◆ **Records for the task**
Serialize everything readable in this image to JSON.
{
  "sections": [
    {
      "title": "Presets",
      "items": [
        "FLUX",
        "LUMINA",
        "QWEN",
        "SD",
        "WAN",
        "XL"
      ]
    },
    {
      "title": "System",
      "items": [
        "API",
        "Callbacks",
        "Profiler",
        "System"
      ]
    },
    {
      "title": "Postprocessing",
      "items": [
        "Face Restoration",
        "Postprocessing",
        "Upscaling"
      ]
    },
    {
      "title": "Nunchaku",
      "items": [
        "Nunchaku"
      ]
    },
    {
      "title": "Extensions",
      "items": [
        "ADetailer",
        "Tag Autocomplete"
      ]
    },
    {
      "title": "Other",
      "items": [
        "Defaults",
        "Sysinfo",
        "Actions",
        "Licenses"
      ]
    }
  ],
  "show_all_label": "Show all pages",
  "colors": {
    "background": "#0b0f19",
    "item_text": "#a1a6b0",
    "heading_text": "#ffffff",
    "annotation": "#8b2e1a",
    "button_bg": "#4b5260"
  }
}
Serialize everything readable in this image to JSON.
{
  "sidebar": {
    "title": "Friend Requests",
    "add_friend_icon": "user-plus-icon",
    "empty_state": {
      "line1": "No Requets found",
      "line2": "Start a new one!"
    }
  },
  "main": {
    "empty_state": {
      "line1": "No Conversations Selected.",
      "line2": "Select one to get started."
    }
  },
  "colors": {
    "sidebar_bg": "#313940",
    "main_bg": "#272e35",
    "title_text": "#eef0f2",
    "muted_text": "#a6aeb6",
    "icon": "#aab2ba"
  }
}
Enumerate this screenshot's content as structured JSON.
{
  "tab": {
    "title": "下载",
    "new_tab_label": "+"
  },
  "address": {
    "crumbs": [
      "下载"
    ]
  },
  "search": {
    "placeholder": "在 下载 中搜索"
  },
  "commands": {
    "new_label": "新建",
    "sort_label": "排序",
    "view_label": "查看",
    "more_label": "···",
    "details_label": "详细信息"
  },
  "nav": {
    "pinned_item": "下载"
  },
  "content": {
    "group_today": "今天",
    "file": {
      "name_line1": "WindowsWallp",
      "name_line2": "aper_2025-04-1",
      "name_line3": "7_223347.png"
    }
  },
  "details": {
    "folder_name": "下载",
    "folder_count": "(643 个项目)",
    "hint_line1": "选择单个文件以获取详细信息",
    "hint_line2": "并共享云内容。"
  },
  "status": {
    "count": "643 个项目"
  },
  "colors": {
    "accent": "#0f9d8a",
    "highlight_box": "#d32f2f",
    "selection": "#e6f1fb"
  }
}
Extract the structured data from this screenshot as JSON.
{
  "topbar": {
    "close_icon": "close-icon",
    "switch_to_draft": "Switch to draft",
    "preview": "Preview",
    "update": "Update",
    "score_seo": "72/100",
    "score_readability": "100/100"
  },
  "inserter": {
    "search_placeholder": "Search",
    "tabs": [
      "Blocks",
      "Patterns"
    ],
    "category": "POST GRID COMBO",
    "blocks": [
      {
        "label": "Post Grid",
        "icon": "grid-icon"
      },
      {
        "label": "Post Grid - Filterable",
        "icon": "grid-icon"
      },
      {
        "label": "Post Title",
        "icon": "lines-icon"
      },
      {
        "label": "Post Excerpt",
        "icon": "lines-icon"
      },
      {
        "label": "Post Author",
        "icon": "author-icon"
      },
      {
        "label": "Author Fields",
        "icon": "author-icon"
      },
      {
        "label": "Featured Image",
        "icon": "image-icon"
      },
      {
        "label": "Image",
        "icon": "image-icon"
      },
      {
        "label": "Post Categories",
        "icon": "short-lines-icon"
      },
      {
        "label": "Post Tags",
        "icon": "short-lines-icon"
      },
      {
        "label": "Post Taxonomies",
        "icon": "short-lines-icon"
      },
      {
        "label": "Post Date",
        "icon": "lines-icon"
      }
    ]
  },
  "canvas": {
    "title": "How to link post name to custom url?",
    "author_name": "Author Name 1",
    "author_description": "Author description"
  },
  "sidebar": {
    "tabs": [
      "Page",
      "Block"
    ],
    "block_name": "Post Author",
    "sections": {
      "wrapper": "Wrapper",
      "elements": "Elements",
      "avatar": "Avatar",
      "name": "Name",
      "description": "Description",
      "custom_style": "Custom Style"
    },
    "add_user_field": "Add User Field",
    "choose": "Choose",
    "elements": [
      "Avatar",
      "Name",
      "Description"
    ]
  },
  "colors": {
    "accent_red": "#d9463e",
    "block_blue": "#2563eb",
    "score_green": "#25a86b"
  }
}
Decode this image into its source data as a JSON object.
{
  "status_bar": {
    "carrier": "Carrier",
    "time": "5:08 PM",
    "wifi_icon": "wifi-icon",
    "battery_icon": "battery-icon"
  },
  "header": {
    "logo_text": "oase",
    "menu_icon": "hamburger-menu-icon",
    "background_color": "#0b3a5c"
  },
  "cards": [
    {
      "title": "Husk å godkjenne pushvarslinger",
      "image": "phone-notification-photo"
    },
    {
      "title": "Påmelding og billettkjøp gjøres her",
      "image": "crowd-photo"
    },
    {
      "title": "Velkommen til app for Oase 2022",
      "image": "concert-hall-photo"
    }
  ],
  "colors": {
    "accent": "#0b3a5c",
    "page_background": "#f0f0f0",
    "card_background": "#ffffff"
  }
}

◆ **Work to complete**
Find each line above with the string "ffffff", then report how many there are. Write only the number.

◆ **Response to this exercise**
2